However, recently I was offered Alien Skin’s Blow Up 3 to test – since the folks at Alien Skin make some really cool applications I thought I’d give Blow Up 3 a try. I actually had an image that needed of blowing up for a magazine article. The image I had was a totally cool image but from a very old camera phone so it was a tiny 479 x 640 pixels in size. Not only was it very small but it had some very obvious jpg artifacts so when I enlarged it 300 percent it showed not only those artifacts at an enlarged size (the result was horrible) but the image also showed some distinct pixelization.

This was a perfect image to try out with Blow Up 3 – if I succeeded with the task the image would be acceptable quality for the magazine, if not, I needed to find something else.

Alien Skin Blow Up 3 with Lightroom

I had already installed Alien Skin Blow Up 3 for Lightroom, so running it is as simple as right clicking the image in Lightroom and choosing and choose Edit In > Blow Up 3. You get a choice of opening the image from Lightroom either as a copy with Lightroom adjustments, you can edit a copy or edit the original. You just select the option to use and click Edit and it opens automatically in Blow Up 3.

Blow Up 3 really couldn’t be easier to use. In fact I was a little confused at first because I kept looking for more options where there really weren’t any. I selected the Before/After option at the foot of the main screen so I could see the before version on the left and the after version on the right. I wanted to see as I worked just how effective the program would be. I then selected the Crop & Resize option and set it to Percent. I selected 300 percent for width and height and a resolution of 300 pixels per inch.

With the Before/After view on the screen, it was clear that the result would be a significant improvement for this image. The settings you can choose from include grain and sharpening. I checked out the grain slider. For this image, if I didn’t add grain, the jpg artifacts were still very apparent and they really detracted from the image because they were so visible. I opted to add a lot of grain to the image so I set the value to around 30 to soften and blend the artifacts.
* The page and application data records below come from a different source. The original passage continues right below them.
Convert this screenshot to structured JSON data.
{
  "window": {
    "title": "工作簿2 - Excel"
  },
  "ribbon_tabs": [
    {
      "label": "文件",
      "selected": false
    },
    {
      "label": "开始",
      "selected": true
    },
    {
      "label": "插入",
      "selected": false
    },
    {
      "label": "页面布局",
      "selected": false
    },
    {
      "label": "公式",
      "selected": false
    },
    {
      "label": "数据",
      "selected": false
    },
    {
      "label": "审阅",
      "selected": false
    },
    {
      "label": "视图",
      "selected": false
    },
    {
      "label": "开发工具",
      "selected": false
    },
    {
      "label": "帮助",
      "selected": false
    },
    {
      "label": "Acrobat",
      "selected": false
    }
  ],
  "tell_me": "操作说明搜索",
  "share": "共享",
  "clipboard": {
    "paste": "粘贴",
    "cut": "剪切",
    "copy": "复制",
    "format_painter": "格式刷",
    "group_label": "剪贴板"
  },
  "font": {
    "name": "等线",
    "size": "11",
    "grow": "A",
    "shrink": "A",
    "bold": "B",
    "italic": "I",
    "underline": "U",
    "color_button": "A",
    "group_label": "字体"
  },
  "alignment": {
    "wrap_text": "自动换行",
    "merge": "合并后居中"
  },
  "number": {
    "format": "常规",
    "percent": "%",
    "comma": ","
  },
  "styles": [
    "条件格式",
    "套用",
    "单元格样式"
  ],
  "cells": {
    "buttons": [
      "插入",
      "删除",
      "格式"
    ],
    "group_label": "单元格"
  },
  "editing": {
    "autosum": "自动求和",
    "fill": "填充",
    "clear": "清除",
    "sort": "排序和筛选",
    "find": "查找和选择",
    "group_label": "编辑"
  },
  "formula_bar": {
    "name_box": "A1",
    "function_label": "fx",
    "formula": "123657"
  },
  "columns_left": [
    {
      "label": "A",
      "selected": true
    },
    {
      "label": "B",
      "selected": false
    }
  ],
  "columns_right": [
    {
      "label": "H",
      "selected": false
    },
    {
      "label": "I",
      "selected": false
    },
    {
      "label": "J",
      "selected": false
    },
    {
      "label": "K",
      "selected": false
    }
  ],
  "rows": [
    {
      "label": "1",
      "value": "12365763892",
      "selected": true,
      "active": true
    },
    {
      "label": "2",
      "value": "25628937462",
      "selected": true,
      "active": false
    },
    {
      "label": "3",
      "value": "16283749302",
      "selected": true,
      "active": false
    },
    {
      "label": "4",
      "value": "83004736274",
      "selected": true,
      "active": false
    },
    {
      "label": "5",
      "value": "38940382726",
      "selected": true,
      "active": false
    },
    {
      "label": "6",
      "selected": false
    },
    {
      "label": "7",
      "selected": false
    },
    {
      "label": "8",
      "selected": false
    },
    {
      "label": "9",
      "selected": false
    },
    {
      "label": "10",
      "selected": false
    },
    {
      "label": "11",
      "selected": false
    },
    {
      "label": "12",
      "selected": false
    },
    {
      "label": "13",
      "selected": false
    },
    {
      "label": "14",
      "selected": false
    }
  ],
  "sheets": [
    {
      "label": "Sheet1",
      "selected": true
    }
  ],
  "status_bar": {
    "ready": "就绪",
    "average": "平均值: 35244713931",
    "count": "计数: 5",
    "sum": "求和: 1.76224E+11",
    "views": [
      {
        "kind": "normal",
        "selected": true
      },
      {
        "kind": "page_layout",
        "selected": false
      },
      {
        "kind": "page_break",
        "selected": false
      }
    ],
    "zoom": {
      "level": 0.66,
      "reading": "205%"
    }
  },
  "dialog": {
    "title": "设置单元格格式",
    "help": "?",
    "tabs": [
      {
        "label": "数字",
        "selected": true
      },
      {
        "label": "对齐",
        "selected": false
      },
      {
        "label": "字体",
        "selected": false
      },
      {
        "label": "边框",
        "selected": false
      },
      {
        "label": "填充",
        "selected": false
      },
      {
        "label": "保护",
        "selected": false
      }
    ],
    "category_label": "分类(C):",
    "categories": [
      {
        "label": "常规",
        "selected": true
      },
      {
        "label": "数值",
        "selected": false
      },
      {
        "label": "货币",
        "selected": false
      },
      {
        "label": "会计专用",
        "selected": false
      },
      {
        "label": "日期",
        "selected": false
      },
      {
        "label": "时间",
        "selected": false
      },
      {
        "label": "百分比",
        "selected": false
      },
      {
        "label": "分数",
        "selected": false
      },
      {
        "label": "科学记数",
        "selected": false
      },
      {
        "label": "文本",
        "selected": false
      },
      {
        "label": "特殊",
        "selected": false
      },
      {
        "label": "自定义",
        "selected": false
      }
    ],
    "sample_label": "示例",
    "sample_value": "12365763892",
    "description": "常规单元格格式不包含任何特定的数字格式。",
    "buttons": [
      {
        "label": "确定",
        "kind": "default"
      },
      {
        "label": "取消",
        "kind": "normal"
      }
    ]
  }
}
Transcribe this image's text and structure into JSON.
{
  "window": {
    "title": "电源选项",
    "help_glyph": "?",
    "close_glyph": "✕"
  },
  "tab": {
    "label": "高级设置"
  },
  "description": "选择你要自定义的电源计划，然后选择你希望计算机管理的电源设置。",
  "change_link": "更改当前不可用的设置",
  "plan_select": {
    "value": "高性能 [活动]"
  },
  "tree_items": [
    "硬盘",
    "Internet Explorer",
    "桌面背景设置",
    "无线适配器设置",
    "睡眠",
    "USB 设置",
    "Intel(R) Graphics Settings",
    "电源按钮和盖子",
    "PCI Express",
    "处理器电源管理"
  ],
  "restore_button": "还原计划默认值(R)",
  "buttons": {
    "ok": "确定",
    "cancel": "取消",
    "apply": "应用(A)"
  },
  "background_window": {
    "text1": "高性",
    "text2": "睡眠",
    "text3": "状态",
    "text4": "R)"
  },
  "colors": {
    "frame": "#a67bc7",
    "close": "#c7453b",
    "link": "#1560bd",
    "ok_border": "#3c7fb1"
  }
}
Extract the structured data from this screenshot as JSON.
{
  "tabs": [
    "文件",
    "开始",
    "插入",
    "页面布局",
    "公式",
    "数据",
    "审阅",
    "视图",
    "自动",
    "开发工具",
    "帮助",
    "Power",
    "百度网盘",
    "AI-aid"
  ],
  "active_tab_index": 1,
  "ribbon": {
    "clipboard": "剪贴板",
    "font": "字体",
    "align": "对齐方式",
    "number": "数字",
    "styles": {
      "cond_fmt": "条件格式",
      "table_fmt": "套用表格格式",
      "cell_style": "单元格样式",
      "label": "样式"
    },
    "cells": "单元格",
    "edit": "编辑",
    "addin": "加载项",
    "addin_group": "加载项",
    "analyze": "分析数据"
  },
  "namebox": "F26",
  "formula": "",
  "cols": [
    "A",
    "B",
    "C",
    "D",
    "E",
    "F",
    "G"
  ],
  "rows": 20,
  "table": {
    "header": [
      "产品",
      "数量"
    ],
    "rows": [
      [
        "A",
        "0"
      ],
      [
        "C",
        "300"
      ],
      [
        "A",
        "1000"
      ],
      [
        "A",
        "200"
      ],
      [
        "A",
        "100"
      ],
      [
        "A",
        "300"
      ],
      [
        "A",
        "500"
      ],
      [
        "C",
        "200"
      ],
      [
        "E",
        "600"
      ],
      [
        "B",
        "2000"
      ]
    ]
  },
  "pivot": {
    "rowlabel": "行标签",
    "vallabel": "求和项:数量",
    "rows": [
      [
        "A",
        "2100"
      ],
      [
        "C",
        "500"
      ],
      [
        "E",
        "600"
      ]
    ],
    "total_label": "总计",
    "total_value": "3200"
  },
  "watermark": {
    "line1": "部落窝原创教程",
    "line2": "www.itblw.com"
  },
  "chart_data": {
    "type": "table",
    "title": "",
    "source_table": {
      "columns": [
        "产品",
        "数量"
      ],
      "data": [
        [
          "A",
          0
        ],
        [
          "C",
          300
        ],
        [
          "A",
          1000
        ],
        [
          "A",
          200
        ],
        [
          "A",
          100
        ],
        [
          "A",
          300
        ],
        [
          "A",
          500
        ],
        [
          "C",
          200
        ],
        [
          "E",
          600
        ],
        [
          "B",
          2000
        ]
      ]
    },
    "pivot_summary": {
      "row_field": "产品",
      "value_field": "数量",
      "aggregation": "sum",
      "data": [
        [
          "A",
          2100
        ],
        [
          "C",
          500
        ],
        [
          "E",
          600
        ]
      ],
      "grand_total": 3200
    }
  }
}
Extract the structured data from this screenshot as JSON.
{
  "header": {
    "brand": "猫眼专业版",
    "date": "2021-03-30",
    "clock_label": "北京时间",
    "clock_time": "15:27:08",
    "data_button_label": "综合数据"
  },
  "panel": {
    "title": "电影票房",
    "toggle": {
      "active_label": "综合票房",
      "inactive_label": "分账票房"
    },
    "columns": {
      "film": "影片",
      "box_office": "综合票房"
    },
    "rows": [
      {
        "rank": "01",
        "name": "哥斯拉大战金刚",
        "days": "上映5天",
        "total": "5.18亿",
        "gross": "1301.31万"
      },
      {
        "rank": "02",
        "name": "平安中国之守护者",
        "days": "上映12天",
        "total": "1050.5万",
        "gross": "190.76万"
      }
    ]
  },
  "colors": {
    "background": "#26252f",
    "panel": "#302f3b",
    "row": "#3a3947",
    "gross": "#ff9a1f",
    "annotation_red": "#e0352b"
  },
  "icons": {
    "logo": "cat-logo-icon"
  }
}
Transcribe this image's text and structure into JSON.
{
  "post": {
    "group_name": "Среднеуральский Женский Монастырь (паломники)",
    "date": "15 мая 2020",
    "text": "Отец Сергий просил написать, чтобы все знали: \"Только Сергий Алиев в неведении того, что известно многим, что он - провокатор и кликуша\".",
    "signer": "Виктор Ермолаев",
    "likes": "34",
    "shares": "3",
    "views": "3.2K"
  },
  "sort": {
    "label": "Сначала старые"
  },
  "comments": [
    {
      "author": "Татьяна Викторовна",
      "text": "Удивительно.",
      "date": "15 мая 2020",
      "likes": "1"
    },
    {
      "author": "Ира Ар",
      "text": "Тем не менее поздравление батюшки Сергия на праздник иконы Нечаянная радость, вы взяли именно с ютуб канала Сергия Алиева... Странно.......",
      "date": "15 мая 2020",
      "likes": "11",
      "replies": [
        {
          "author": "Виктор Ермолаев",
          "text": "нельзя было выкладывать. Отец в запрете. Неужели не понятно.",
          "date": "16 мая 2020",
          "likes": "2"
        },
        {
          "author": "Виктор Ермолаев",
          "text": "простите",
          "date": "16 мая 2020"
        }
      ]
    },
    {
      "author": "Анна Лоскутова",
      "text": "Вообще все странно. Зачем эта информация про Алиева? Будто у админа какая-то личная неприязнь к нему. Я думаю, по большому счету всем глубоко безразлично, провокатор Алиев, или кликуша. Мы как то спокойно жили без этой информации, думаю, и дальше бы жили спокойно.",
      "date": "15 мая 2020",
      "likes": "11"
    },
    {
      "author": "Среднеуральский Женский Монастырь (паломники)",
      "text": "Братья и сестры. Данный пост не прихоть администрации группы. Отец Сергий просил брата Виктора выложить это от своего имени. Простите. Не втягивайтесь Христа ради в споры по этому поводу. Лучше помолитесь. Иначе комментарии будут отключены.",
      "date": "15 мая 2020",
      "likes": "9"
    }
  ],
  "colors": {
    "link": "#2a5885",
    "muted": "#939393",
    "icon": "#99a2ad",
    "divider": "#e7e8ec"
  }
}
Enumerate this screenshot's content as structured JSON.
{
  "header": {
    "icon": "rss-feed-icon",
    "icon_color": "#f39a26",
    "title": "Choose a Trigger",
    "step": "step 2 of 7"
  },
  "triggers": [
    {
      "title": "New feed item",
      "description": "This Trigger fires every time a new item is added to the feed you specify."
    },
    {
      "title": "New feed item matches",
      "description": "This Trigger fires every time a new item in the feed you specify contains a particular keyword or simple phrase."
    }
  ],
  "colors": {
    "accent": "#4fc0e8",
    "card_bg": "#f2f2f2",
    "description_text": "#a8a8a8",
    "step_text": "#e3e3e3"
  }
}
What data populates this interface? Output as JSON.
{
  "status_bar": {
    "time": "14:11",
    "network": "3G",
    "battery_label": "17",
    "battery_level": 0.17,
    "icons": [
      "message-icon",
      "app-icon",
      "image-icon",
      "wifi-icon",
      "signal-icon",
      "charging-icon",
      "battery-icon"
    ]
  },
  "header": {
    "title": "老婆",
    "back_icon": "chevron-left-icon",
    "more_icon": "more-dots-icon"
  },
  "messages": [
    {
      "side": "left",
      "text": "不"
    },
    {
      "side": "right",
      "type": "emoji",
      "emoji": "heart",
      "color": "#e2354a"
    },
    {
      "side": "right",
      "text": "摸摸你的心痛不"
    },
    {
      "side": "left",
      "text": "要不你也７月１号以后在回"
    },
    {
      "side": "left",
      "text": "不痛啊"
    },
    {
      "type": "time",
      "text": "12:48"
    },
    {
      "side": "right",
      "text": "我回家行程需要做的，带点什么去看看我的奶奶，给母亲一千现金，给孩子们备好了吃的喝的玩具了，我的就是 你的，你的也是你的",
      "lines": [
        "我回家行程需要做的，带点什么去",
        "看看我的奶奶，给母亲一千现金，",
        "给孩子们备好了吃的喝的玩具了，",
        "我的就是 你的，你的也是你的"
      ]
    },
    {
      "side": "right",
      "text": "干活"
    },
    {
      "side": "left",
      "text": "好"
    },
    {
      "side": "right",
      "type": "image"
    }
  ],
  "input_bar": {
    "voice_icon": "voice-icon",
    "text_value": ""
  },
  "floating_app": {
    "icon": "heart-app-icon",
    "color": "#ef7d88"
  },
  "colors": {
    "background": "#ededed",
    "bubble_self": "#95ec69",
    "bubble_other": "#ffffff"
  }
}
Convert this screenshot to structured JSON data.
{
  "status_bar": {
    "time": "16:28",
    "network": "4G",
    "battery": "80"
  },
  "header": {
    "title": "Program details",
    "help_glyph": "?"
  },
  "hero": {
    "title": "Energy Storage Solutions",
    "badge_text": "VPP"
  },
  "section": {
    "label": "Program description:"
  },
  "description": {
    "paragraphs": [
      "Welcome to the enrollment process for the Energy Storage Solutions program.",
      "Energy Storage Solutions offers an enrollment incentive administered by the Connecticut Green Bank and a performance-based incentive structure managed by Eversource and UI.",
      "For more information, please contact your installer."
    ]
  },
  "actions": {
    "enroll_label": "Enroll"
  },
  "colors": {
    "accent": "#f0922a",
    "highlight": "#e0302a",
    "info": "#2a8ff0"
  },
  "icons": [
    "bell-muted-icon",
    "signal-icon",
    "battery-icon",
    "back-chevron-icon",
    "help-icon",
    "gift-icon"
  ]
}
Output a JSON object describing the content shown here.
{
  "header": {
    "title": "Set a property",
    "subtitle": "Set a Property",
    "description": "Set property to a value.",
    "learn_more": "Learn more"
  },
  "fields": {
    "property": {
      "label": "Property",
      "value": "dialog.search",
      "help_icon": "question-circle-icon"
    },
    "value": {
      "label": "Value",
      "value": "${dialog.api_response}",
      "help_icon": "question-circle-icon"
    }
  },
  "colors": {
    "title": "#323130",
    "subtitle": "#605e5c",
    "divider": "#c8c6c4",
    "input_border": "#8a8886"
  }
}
I also checked out the Sharpen Edges setting to see how that would affect the image. For this image, I really didn’t want a lot of sharpening so I opted to set it to 40. This gave me some sharpening around the edges such as in her eyes but not really obvious haloing which the higher values produce.

Then, it is as simple as clicking Ok to blow up the image and be taken back to Lightroom where the blownup version appears in the same folder as the original so I found it alongside the original in the filmstrip.

From its original size the image is now nearly 1500 x 1900 pixels in size well suited to being used in a magazine and way more pleasing to look at than it was originally – sans artifacts. If you need to enlarge images significantly this application has the goods.

Helen Bradley

Saturday, August 22nd, 2009

Cool Photo Apps #5 Making photos bigger

Not all good applications come in big shinny boxes like Photoshop and Photoshop Elements. Many cool photo apps are available on the web and they’re free.

These apps do things that other programs don’t. They are fun to use and practical. In this Cool Photo Apps series I’ll show you some of these.

Occasionally, you might want to resize an image by increasing its size – for example, when you need to make a cell phone photo large enough to print letter size!

While photos generally downsize well, upsizing them can be fraught with difficulties because you’re trying to create content that doesn’t exist.

One tool which does a good job is You can use the program online or download an offline version to install on your computer.

Here’s how to use the online program:

Step 1
Click the Start Here button in the 4Online Image Resizer box.

Step 2
Click Browse to select the photo to upload from your computer. Click Open and then click Submit.

Step 3
Once the image appears on the sites elect the size to upsize the image to and you can also select to Smooth, Sharpen, Crop or Stretch the image although some of these require you to register on the site and high resolution resizing can be purchased for a small fee.

Step 4
When the process if complete you will see the resized image on the screen. Right click and select Save Picture As to save the image to disk.

Helen Bradley